What you should do: For the entries below, report every line that includes the word "value".

Data records:
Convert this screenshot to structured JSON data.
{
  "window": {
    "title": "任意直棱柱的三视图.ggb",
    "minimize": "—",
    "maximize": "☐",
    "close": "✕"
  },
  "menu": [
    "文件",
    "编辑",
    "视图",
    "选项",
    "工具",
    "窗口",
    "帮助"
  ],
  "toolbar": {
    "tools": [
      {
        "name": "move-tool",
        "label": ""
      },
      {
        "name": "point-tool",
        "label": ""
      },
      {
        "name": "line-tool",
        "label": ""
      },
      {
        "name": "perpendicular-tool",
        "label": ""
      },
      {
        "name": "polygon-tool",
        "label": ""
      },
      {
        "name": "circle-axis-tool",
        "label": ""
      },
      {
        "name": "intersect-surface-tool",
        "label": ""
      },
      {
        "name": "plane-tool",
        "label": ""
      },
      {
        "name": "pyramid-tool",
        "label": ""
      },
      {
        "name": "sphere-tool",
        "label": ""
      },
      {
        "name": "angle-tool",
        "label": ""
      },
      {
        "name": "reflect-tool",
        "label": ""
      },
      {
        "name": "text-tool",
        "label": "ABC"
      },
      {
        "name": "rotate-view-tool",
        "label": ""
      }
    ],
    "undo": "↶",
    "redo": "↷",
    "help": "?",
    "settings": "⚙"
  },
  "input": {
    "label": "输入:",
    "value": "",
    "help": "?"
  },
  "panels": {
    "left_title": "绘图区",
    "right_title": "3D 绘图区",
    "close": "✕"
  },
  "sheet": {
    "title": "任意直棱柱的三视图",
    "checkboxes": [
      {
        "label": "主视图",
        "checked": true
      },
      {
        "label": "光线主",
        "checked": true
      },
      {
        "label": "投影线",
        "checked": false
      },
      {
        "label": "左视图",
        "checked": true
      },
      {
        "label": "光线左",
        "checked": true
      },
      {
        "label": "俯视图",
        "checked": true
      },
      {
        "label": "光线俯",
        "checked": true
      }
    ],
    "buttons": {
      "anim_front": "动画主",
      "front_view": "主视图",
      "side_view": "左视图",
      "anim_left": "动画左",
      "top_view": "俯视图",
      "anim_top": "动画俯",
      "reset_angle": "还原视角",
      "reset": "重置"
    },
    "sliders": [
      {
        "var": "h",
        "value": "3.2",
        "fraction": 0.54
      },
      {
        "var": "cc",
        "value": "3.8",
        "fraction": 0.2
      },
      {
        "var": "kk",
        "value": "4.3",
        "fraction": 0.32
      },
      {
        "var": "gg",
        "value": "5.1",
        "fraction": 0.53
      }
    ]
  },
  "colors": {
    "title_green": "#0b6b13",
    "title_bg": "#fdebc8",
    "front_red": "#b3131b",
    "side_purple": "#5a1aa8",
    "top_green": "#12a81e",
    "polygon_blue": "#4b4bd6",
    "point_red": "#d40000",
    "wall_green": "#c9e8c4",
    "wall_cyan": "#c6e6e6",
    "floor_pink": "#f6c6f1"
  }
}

Answer for the task:
    "value": "",
        "value": "3.2",
        "value": "3.8",
        "value": "4.3",
        "value": "5.1",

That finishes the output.